With ticket sales of $4.85 million, and an average ticket price of $7.18, it comes to about 675,000 tickets sold. That number is higher than any estimate of the Tax Day Tea Parties last April. In addition, the attendees of the 9/12 Tea Bagging in Washington were estimated to have been about 60,000 to 70,000. That estimate was provided unofficially by the DC Fire Department. There were other debunked estimates that went as high as 2 million, and they came with photo documentation. The only problem was that the photo was proven to be from a rally that took place over ten years prior. So if we throw out the ludicrous seven-figure fabrications, it would still take ten times the Fire Department’s numbers to approach (yet still fall short of) the audience for just one weekend of Capitalism’s attendance.

Conclusion? I was right! So what’s the significance of this foresight? It isn’t that I’m an uncommonly gifted observer of politics and media (well, not just that, anyway). As I wrote last June, the media made quite a spectacle of both the Tax Day Tea Baggings and the 9/12 event. The implication was that any public gathering that attracted such a crowd should be regarded as statement of the public’s mood. If that’s the case, and if Moore’s movie performs the same or better as an attraction, then wouldn’t that make this event at least as representative of the public mood as the Tea Parties were said to be? Wouldn’t that suggest that it deserves at least as much attention from Fox News and the rest of the media?

So far, Sean Hannity has not hosted a live, on location event with thousands of cheering Moore supporters. Glenn Beck has not assembled throngs of patriotic Americans who agree with Moore that our economic system is dangerously flawed.
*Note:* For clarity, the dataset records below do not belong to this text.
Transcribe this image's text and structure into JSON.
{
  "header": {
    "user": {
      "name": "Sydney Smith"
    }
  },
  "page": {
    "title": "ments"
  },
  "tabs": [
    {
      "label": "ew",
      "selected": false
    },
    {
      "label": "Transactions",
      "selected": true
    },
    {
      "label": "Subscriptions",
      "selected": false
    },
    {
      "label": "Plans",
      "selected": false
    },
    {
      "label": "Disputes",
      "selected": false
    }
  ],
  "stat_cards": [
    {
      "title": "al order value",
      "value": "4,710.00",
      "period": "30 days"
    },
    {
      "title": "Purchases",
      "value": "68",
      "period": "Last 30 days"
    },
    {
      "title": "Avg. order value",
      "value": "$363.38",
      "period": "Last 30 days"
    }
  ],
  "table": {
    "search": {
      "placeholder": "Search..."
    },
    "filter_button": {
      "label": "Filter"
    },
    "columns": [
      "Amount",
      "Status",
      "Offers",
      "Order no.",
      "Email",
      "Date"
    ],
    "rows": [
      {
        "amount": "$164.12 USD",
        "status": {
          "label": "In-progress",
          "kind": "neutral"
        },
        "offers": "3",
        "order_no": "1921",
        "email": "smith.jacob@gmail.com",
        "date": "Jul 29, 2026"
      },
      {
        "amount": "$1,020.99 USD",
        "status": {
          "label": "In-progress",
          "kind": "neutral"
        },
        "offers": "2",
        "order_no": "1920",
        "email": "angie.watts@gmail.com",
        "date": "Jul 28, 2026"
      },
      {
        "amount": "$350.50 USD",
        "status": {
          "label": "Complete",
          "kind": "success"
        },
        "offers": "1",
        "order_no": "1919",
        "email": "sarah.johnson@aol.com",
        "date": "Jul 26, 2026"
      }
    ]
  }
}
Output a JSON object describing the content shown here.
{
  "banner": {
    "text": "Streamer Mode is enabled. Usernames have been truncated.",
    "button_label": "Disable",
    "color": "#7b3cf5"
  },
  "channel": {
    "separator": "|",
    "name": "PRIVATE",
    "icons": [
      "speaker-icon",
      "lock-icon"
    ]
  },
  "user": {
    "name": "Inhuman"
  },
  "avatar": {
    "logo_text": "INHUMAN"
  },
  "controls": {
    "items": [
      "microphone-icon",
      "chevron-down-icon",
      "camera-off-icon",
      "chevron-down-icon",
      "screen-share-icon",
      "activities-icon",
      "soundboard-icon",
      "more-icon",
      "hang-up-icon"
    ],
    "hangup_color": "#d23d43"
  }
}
We haven’t even seen Griff Jenkins cheerleading for the film and riding along on bus tours promoting it. What’s more, the rest of the press is not treating this cinema sensation, that is outperforming the Fox-sponsored rallies by every measure, with equivalent resources and exposure.

The fact that Capitalism produced a bigger turnout than the Tea Parties should guide coverage of, not just the movie, but the issues underlying. It ought to inform the press corps that Americans are expressing their views through the free market by actually paying to align themselves with a political position that is woefully underrepresented in the media. It ought to put the lie to the claim that Tea Baggers were non-partisan opponents of reckless government spending. Were that true, they would be flocking to Moore’s movie which addresses the very issues they claimed to be so riled up about. Instead they are bashing the movie, without having even seen it.

Capitalism, the economic system, is demonstrating that Capitalism, the movie, is a far better gauge of where America is today than the lame tea socials that were so heavily promoted by Fox News and the rightist media. Despite not having anywhere near the promotional boost, or the free publicity from Fox, the movie is proving that Americans are far more interested in honesty and fairness in government than in pandering to the giant multinational corporations who got us into this mess in the first place. The Beck’s and O’Reilly’s and Hannity’s of the world pretend to be guardians of the people’s welfare, but in reality they are defenders of greed and deregulation and all of the worst faults of unbridled capitalism. When will the press recognize this and balance their coverage with reports on what the film’s success really means?

It’s is rather ironic that the success of the movie, in which Moore describes capitalism as “evil,” is also a demonstration of the free market voting for Moore’s perspective on free markets. God bless America.